Suggestions in the Northwest Missouri State University - Tower Yearbook (Maryville, MO) collection:

Northwest Missouri State University - Tower Yearbook (Maryville, MO) online yearbook collection, 1993 Edition, Page 1


Northwest Missouri State University - Tower Yearbook (Maryville, MO) online yearbook collection, 1994 Edition, Page 1


Northwest Missouri State University - Tower Yearbook (Maryville, MO) online yearbook collection, 1995 Edition, Page 1


Northwest Missouri State University - Tower Yearbook (Maryville, MO) online yearbook collection, 1998 Edition, Page 1


Northwest Missouri State University - Tower Yearbook (Maryville, MO) online yearbook collection, 1999 Edition, Page 1


Northwest Missouri State University - Tower Yearbook (Maryville, MO) online yearbook collection, 2000 Edition, Page 1
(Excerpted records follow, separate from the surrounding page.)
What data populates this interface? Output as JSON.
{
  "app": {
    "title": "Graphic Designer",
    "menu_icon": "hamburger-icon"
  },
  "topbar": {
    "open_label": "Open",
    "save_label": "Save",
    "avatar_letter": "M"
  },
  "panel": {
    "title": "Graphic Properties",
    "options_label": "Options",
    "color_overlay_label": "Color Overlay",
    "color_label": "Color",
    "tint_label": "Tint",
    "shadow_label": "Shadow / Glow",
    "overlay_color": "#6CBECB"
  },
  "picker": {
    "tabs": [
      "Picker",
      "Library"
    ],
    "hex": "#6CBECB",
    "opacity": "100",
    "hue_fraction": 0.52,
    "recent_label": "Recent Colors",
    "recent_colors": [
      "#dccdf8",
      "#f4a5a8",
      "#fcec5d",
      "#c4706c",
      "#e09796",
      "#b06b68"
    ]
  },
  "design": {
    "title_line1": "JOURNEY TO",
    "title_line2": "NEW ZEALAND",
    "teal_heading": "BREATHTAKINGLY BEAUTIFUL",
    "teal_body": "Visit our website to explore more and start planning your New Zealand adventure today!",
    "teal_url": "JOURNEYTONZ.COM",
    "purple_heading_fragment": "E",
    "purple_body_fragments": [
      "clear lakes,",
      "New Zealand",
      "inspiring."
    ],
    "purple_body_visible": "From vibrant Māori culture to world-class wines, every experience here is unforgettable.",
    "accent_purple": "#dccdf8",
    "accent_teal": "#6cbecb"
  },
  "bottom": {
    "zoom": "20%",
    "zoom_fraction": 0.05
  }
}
1985 Edition, online yearbooks, online annuals 1970 Edition, online yearbooks, online annuals 1972 Edition, online yearbooks, online annuals 1965 Edition, online yearbooks, online annuals 1983 Edition, online yearbooks, online annuals 1983 Edition, online yearbooks, online annuals
Are you trying to find old school friends, old classmates, fellow servicemen or shipmates? Do you want to see past girlfriends or boyfriends? Relive homecoming, prom, graduation, and other moments on campus captured in yearbook pictures. Revisit your fraternity or sorority and see familiar places. See members of old school clubs and relive old times. Start your search today! Looking for old family members and relatives? Do you want to find pictures of parents or grandparents when they were in school? Want to find out what hairstyle was popular in the 1920s? has a wealth of genealogy information spanning over a century for many schools with full text search. Use our online Genealogy Resource to uncover history quickly! Are you planning a reunion and need assistance? can help you with scanning and providing access to yearbook images for promotional materials and activities. We can provide you with an electronic version of your yearbook that can assist you with reunion planning. will also publish the yearbook images online for people to share and enjoy.